Twenty years ago, we officially crossed over into the future, with the fabled ‘year 2000.’ It marked a transition into the time long promised, a year that had been brought out every time someone wanted to show that they were thinking of the future. Then we hit 2001, when we were supposed to be having space odysseys, and 2010, when we should have made contact.
Now, we’re in 2020, which is another significant year because it has connotations with vision. 20/20 is perfect eyesight, and 2020, the year, was the target for strategic plans, grand visions and big proposals. It’s because it’s a nice, round number with a positive connotation, it has a bit of weight to it.
The question is now what the official year of the future is going to be.
Naturally, writers of fiction might decide this for us. 1984 was iconic not because of anything inherently beautiful about the date, but because George Orwell used it as the date of his dystopian nightmare. The next year that is going to be a big deal could easily be one that is part of a popular piece of science fiction, whatever that might be. It probably isn’t written yet.

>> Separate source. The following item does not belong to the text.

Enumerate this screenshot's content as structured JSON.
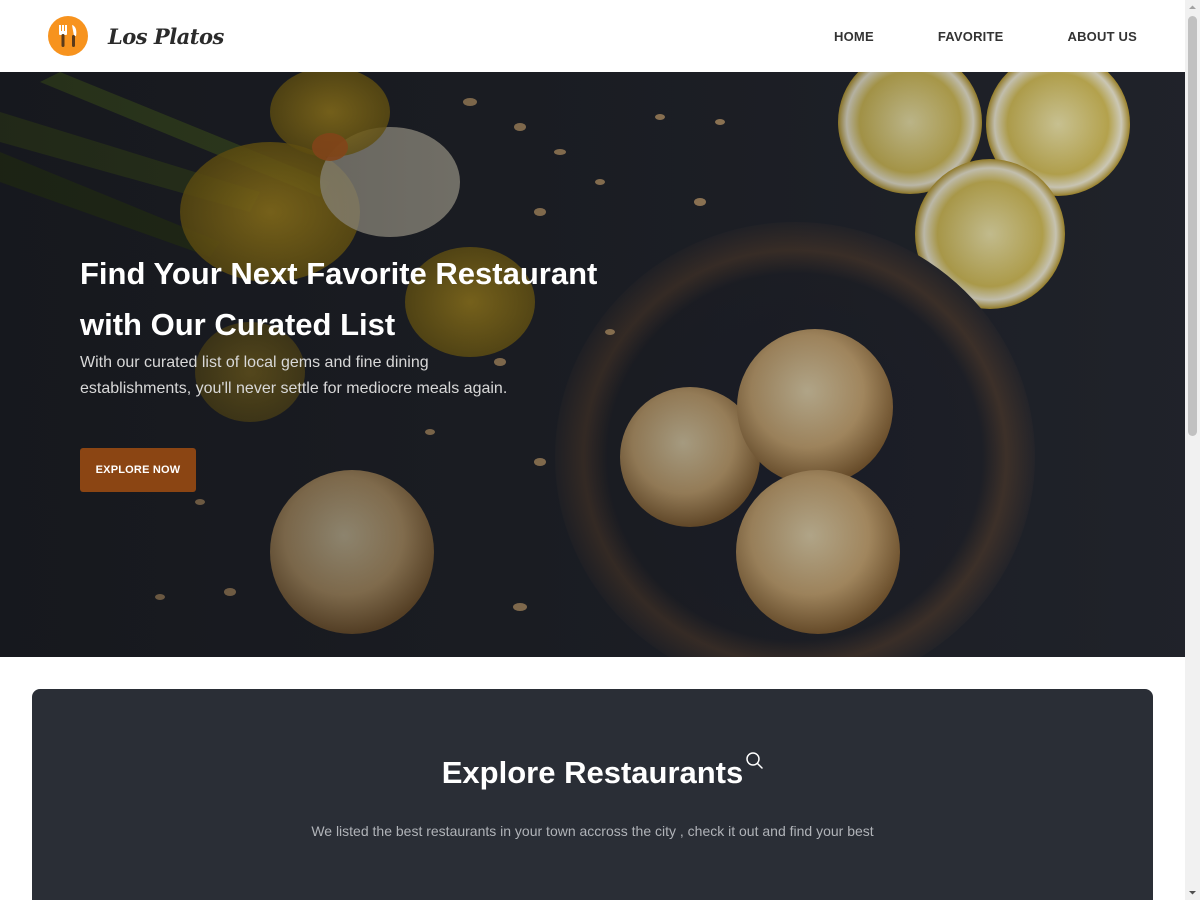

It could easily a film that gives us our next iconic year. After all, 2001 is still representative of the future even if it technically took place 19 years ago – and honestly, HAL 9000 was basically a male Alexa that doesn’t want to sell you things you don’t need, so we’re inching closer to that reality even if the year is wrong. To be the year in question it will have to be the title of the movie in question.
It could easily be a game that gives us that year. That said, many games like to hedge their bets when naming a specific year. I’ll give credit for that trope to Mega Man, which was originally set in 200X.
In all honesty, I struggle to think of much fiction that really goes front and center with a year. There is the Hong Kong drama 2046, which has a science fiction story in it, but derives its title from a hotel room. There’s Blade Runner 2049, which wasn’t a huge hit, but does have a year right there in the title. There’s also the game 2064: Read Only Memories, which I know very little about. But, beside each other, these titles make an interesting suggestion.
Will the next ‘year of the future’ be built around fours? All three of these titles have a 4 in them. Two have sixes, one has a nine, so a multiple of three. You would look at those titles and think people are attracted to 4s, 6s and 9s, and wonder if that’s going to influence where we go when picking a year in the future.
The Blade Runner title might be most telling of all, however, because it’s ending in a 9, which suggests that it’s right before a big change. It’s the future, but right before a decade change - there’s a future following that future, in other words. 2049 is almost there, but there’s another year after it, and that’s the one that really represents the future.
It’s going to be 2050, which doesn’t have a 4, 6 or a 9, but it does represent the future. It’s half way to a new century, it’s far off but attainable. It represents an achievable goal and looks somewhat cool as well. Watch, 2050 will soon be the official year of the future, just like the present was in the past.